• Action item: Lines holding the word "title" are the ones to copy from the data below.
---+---
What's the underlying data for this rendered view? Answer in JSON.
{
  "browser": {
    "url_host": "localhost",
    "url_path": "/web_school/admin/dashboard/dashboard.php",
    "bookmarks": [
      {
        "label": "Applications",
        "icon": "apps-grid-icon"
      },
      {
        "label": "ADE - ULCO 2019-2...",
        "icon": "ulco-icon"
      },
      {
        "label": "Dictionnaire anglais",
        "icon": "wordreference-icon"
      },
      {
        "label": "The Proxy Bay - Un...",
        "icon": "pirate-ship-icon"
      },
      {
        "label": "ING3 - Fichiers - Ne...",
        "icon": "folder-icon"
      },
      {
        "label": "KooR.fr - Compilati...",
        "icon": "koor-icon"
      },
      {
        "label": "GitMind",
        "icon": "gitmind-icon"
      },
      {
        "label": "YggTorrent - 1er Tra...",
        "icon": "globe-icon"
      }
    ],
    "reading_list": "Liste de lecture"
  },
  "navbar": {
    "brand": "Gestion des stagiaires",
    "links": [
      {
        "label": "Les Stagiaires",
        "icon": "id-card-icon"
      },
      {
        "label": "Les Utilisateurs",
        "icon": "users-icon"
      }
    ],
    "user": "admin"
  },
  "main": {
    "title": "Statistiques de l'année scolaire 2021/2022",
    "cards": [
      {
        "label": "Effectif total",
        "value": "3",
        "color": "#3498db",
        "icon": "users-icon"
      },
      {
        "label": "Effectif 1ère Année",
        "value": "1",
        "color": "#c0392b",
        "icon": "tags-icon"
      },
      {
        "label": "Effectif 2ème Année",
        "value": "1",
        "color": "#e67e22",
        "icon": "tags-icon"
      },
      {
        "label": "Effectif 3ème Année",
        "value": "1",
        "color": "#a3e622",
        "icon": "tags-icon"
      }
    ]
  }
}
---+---
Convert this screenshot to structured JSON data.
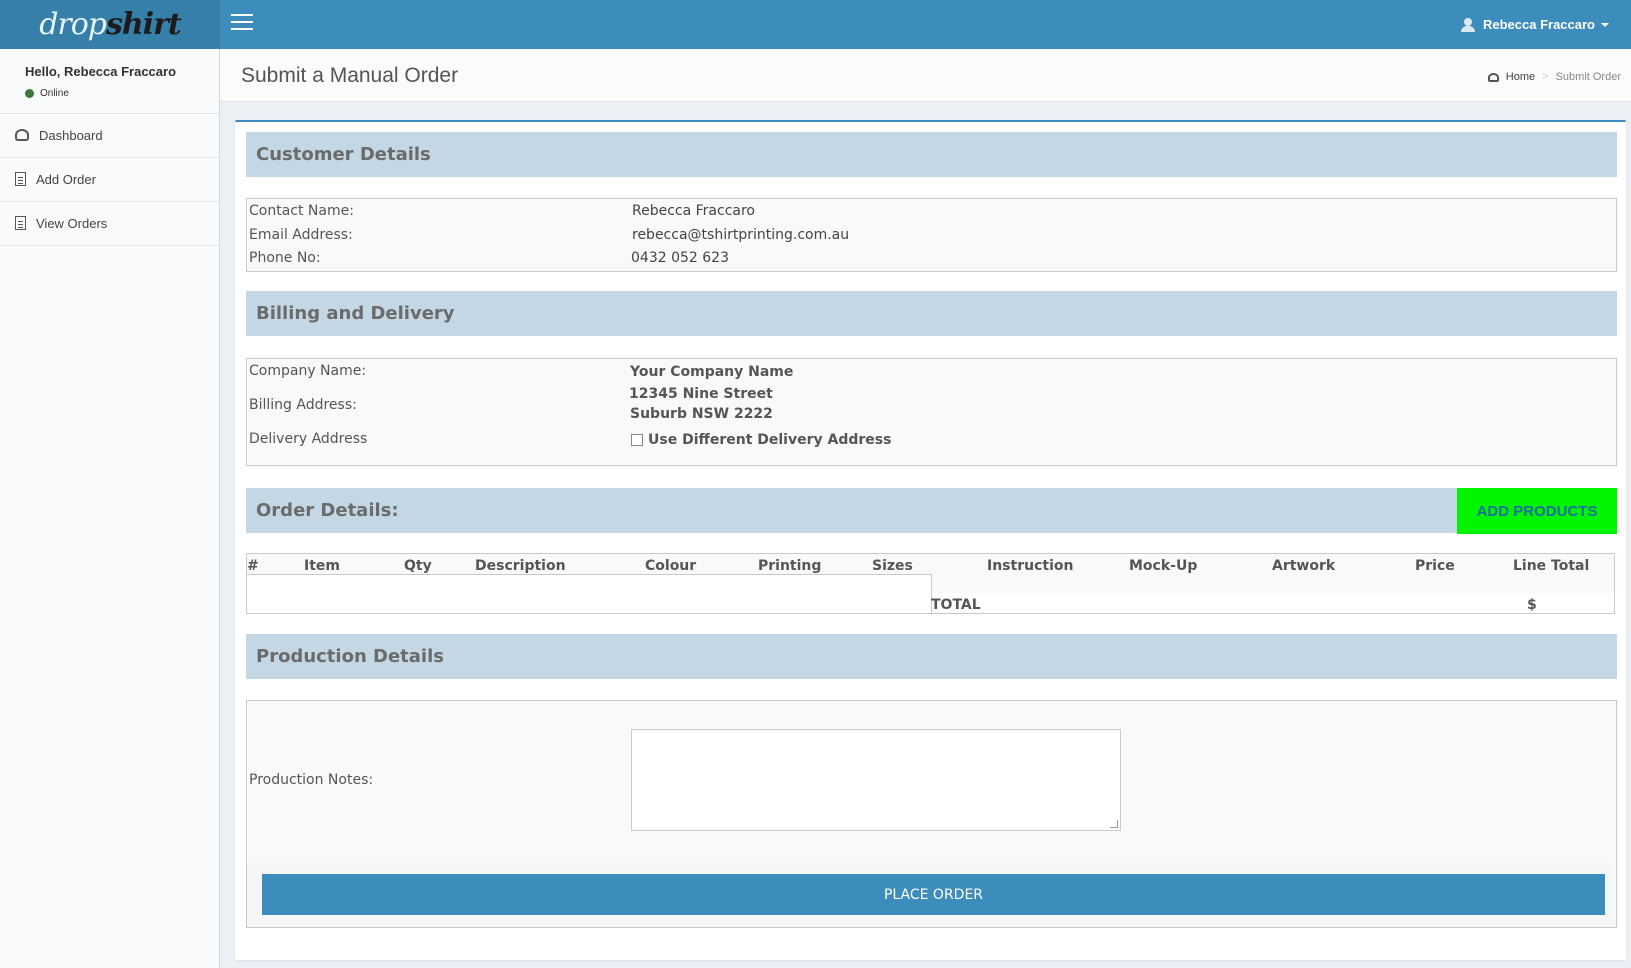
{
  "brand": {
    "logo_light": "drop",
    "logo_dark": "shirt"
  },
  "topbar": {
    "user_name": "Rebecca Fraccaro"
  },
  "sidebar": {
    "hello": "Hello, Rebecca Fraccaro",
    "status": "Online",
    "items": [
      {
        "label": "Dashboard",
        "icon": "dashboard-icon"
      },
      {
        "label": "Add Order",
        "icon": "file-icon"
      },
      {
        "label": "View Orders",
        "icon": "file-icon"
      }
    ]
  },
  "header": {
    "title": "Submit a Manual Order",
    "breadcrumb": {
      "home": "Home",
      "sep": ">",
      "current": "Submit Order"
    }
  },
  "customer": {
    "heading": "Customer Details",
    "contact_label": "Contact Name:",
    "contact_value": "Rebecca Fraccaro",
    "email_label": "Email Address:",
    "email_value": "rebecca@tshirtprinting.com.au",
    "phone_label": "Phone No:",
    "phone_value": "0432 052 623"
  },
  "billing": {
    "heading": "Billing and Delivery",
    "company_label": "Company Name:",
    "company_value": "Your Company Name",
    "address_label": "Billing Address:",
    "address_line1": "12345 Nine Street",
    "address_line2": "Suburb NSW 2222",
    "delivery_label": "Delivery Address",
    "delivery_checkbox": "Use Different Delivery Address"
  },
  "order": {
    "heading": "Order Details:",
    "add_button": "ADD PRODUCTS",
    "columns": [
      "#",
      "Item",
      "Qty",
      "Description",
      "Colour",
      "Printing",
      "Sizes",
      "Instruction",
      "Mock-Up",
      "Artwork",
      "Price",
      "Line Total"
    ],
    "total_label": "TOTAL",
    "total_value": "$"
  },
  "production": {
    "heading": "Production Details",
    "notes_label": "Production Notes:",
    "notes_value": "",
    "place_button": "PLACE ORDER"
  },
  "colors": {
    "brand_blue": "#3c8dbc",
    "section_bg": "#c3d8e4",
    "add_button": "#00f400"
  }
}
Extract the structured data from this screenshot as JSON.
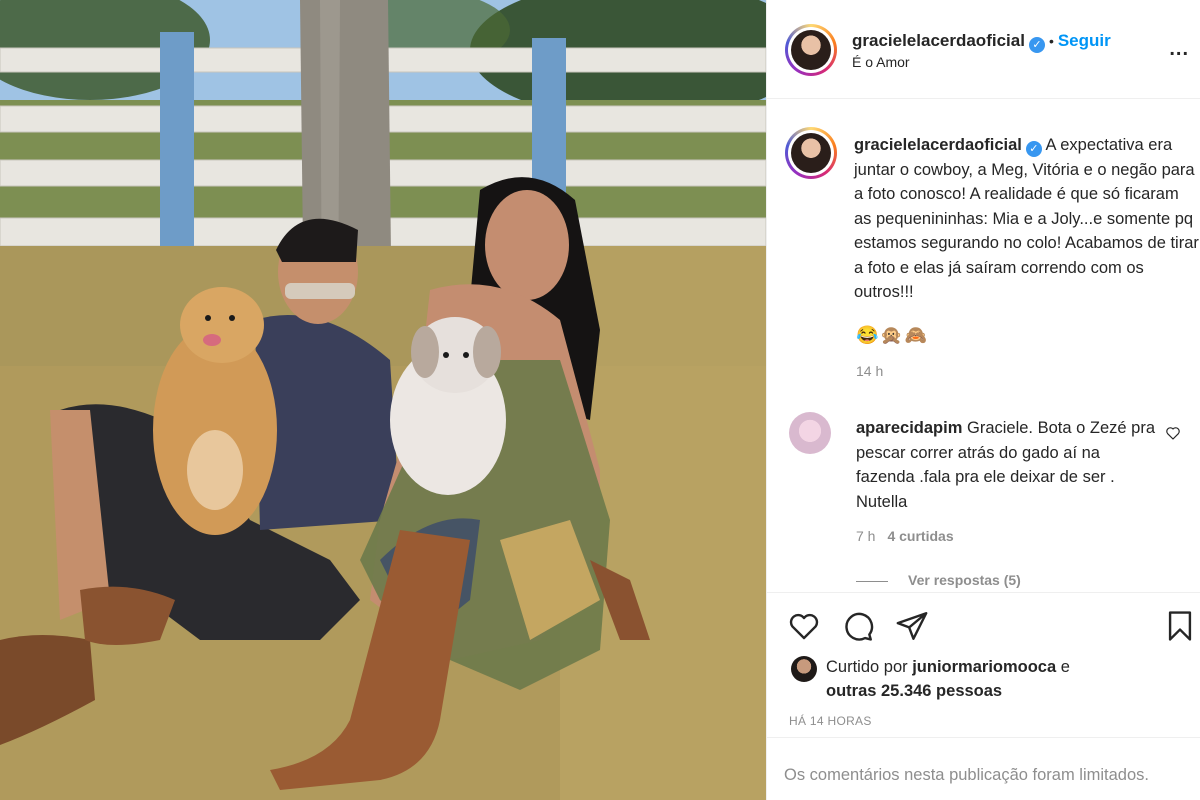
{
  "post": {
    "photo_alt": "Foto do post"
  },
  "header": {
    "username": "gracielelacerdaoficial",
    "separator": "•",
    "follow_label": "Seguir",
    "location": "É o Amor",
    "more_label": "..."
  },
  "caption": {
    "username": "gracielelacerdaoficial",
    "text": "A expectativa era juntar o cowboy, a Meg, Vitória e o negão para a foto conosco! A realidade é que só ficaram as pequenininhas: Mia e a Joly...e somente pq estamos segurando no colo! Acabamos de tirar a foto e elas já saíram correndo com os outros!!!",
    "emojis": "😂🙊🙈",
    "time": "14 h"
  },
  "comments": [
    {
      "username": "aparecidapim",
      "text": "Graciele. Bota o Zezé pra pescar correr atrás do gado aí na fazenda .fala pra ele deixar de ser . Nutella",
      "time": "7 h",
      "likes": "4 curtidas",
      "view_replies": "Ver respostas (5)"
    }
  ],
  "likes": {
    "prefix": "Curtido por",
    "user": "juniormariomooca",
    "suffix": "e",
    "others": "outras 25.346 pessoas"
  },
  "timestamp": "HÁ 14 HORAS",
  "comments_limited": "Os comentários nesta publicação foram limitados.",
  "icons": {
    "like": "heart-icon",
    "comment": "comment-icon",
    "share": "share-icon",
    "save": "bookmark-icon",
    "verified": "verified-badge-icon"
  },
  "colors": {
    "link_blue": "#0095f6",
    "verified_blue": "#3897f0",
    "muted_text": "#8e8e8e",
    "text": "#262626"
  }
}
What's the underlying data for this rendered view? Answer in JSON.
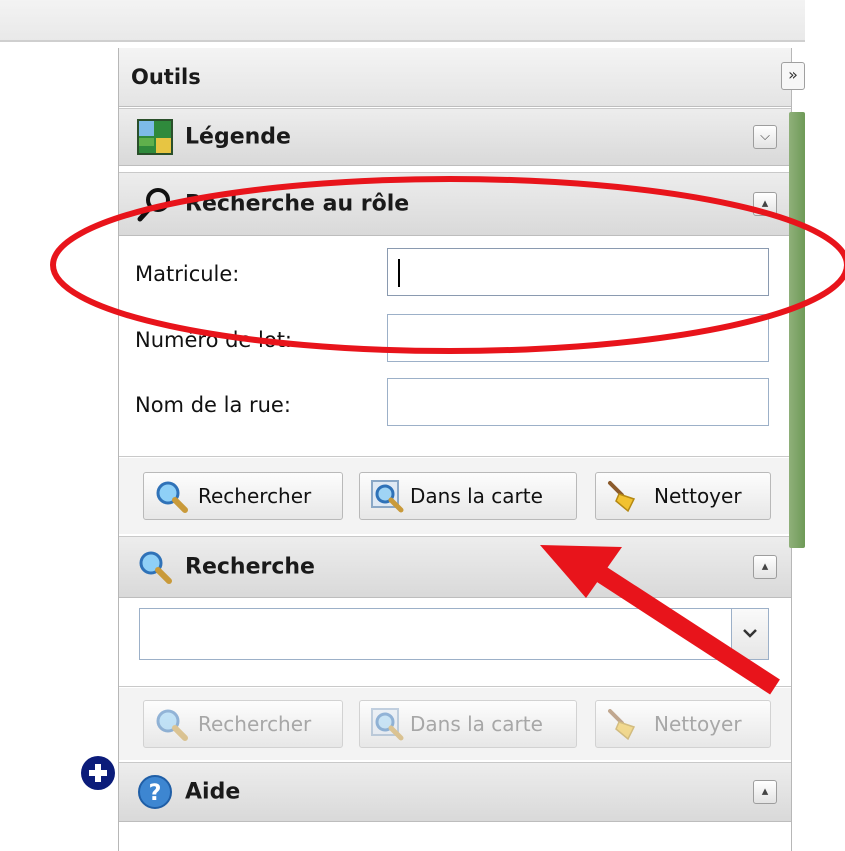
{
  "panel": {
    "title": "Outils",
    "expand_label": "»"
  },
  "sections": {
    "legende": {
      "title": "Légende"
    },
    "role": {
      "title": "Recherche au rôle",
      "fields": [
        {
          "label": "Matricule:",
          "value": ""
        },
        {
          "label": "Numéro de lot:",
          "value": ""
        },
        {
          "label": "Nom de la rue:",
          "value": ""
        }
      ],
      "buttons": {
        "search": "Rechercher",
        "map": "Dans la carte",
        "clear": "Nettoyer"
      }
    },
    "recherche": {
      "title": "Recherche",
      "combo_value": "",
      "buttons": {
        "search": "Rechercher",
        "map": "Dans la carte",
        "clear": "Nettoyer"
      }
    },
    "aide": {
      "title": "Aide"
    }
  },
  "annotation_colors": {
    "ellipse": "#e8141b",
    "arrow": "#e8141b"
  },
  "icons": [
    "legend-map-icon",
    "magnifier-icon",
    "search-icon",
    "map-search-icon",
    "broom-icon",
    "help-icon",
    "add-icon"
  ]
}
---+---
• Result of this exercise:
    "title": "Statistiques de l'année scolaire 2021/2022",
    "title": "Submit a Manual Order",
    "title": "Outils",
      "title": "Légende"
      "title": "Recherche au rôle",
      "title": "Recherche",
      "title": "Aide"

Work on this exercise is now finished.